Still, it doesn’t feel entirely right to dismiss the film out of hand, as much as I might personally want to, simply because my own low tolerance for these exploitation shenanigans. Nero has some fine moments in this film, despite essentially just reprising his role from Luigi Bazzoni’s The Fifth Cord (1971), and what the film has to say about the nature of hypocrisy and power imbalance in heterosexual relationships is interesting.
Corinne Cléry is a real stand-out in this film. When she signed on, she had just made cinematic history in The Story of O (1975), and would go on to co-star in Moonraker and Yor, the Hunter from the Future, which pretty much makes her one of the most badass actors in the world. She’s beautiful, of course, and nude for much of the time, which I know is of interest to a lot of people in the audience, but she also gives a very good performance. She’s solid, believable, empathetic, and more than holds her own with two scenery-chewing baddies who seem about as friendly off screen as they are on.
RaroVideo and Kino Lorber have recently released Hitch Hike uncut and on Blu-ray — uncut is important, because quite a few of the more graphic scenes have been trimmed in prior releases and for the rare cable showings. Hitch Hike has been digitally restored and looks fantastic, with appropriate grain and solid color saturation. Especially good are the night scenes, which in most movies from this era look pretty iffy, but are clear and crisp here. Also included is a fully illustrated booklet, plus the documentary “Road to Ruin” featuring cast and crew interviews. Comes with both the Italian dubbed version with English subtitles (in a new and more comprehensive translation), and the English (mostly dubbed) version. The dialogue in each version is slightly different, though the plot remains the same, and since the actors were speaking English during filming, I personally found the English language version superior. Those looking for a more authentic experience will surely go for the Italian with English subtitles.

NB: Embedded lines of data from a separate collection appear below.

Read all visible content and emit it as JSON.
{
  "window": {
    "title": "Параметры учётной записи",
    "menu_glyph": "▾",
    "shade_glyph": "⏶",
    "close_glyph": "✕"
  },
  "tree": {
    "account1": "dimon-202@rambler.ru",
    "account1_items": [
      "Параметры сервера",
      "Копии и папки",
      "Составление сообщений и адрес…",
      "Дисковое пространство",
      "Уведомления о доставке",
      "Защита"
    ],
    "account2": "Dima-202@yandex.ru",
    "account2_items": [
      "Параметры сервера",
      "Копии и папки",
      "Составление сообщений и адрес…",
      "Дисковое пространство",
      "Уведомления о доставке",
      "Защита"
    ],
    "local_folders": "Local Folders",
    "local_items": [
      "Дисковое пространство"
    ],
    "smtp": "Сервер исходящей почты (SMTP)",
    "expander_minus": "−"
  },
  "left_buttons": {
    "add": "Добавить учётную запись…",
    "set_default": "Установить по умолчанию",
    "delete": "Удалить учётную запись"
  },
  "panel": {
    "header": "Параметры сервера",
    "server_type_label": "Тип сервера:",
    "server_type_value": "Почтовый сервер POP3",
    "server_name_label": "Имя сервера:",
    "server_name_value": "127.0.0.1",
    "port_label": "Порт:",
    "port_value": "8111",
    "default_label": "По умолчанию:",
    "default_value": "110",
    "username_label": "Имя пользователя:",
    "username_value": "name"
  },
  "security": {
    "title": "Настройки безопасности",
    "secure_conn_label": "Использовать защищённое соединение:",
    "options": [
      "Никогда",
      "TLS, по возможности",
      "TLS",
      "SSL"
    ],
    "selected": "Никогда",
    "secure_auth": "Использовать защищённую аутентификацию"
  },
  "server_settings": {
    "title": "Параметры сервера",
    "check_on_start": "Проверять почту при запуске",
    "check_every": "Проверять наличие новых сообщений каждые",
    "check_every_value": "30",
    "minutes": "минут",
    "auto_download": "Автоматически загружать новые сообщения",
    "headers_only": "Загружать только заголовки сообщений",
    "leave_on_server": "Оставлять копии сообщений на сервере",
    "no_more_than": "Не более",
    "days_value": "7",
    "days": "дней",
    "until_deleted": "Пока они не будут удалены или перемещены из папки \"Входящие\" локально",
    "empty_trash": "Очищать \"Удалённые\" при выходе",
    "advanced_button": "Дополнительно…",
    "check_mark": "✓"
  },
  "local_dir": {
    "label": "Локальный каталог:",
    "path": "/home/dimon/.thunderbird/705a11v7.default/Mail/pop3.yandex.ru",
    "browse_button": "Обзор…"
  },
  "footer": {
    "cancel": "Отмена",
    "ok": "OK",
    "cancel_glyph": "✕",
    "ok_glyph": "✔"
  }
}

For a few screen shots, check out The Moon is a Dead World. Their review has spoilers, but their screen shots are from this Blu-ray version.